### [TASK TO COMPLETE]
Using the listing below, give the number of lines in which the string "name" appears, and nothing else.

### [PROVIDED INFORMATION]
• • • • •
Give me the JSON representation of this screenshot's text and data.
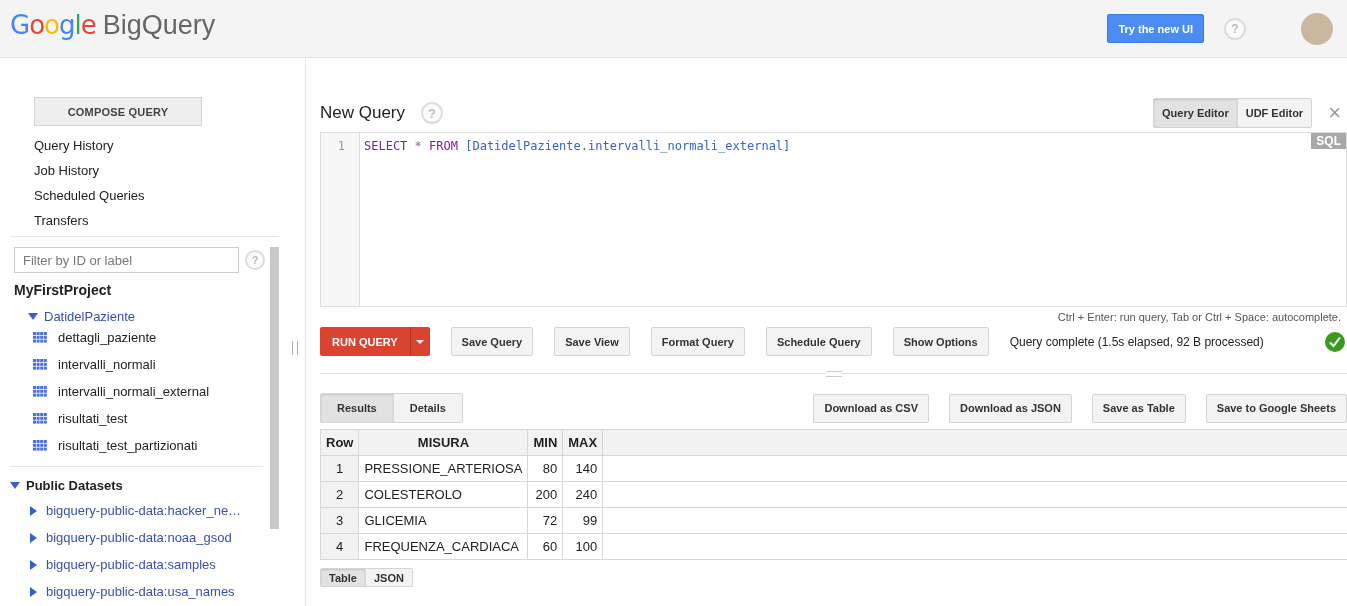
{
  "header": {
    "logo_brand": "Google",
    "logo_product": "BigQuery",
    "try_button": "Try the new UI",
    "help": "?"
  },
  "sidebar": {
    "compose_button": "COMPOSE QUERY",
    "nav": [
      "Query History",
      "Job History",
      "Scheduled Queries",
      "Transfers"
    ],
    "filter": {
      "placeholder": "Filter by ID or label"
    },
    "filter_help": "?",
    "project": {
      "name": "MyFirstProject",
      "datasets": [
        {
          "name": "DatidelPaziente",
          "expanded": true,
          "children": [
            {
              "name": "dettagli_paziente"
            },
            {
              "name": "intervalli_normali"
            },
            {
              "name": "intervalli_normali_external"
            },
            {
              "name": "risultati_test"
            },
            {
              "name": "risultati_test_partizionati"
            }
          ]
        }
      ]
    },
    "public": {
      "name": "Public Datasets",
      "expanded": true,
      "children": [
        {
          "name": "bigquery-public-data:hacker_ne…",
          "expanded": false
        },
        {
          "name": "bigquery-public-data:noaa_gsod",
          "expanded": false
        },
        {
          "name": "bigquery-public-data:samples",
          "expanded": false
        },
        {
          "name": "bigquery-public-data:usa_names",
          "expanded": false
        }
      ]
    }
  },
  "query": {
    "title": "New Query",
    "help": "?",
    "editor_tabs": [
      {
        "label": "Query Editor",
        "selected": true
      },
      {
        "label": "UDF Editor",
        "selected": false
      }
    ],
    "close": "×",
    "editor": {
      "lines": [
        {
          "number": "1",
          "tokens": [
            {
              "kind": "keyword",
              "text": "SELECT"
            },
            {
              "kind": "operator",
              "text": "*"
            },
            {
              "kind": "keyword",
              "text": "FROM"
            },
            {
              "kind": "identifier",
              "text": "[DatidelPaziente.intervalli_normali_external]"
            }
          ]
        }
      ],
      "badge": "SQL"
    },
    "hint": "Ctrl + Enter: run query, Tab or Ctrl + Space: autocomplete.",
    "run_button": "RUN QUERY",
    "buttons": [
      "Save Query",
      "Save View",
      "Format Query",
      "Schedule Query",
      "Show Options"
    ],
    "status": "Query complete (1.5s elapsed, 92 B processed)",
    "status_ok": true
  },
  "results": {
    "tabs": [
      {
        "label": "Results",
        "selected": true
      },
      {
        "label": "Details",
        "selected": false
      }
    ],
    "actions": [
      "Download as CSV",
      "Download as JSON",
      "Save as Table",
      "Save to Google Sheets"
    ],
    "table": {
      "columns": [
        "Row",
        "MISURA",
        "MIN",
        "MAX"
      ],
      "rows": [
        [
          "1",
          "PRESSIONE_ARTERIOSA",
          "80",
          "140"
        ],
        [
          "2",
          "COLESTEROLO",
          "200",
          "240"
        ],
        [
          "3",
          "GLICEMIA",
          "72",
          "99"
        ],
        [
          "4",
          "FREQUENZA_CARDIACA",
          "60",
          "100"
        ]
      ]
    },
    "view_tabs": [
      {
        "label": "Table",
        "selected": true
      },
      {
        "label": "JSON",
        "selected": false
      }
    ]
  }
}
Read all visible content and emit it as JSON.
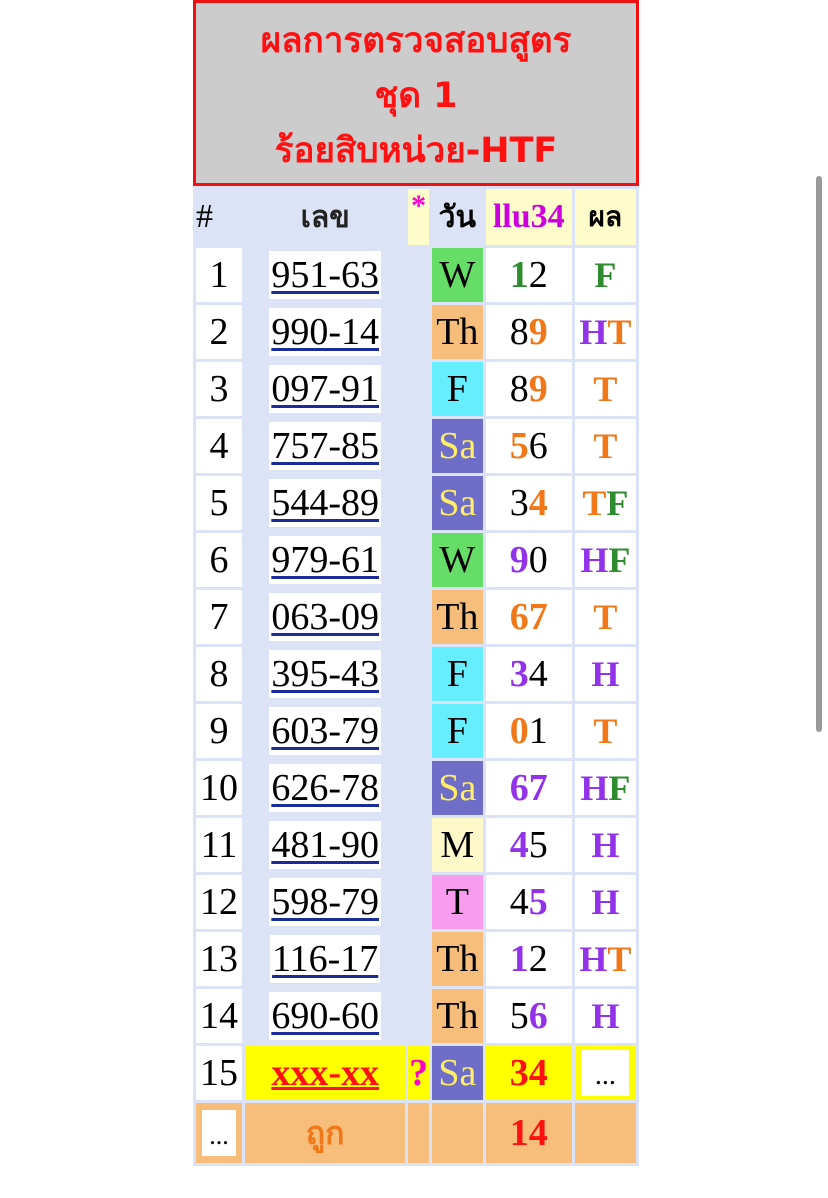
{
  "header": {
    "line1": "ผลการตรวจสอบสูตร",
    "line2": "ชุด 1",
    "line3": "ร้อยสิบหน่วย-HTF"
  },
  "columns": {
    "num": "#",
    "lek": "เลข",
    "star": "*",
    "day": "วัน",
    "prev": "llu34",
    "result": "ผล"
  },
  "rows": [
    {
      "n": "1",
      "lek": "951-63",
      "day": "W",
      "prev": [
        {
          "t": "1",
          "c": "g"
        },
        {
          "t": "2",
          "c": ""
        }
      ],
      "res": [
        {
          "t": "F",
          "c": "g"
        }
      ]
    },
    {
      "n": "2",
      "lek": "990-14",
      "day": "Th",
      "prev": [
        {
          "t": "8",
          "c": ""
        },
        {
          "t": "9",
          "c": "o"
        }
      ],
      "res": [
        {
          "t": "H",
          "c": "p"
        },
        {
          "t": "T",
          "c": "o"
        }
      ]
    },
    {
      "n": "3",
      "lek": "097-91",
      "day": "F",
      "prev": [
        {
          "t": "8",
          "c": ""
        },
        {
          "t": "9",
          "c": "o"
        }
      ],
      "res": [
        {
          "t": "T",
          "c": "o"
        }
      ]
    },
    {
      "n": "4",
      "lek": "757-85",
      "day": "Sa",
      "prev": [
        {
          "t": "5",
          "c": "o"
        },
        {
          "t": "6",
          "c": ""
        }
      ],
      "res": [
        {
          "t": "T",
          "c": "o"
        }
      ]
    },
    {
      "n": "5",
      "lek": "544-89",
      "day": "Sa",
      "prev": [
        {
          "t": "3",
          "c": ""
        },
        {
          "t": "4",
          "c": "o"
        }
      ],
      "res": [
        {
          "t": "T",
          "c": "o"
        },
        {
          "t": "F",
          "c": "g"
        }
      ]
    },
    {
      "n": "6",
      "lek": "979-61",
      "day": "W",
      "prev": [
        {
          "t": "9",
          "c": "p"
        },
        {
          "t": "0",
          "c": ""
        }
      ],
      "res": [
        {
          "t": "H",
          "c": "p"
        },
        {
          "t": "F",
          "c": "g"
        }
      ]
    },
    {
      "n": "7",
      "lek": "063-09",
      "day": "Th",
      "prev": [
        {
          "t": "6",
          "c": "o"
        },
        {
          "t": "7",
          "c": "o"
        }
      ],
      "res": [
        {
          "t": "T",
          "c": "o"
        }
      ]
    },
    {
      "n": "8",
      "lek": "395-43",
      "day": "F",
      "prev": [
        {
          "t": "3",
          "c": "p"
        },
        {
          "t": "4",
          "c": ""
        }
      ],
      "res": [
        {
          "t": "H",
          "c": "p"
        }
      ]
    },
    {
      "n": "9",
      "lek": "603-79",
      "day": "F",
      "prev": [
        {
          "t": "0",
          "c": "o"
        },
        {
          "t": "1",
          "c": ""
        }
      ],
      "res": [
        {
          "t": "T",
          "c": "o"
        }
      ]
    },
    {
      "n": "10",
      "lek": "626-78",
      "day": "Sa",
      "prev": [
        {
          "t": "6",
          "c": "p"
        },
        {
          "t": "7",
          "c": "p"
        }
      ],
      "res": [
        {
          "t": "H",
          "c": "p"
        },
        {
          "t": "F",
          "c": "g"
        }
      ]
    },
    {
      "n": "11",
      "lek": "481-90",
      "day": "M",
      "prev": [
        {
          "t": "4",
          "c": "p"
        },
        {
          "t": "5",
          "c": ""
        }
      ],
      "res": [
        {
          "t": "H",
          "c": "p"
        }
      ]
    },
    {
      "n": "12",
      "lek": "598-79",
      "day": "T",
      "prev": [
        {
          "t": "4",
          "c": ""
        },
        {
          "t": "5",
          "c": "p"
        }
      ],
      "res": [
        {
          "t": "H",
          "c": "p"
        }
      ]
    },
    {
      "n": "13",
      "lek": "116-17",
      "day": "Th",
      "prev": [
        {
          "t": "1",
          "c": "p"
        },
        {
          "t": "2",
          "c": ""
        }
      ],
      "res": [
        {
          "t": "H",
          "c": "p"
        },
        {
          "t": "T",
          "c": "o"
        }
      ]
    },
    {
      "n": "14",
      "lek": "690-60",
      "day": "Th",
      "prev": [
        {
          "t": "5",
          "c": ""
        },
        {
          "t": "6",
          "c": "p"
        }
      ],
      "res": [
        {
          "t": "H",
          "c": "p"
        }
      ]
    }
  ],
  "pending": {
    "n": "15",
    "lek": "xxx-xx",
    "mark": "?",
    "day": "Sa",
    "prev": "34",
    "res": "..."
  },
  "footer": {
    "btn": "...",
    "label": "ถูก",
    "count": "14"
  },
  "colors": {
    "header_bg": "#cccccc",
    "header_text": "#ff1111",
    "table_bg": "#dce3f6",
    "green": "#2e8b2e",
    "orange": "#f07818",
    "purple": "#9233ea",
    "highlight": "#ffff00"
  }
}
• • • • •
### [RESULT]
12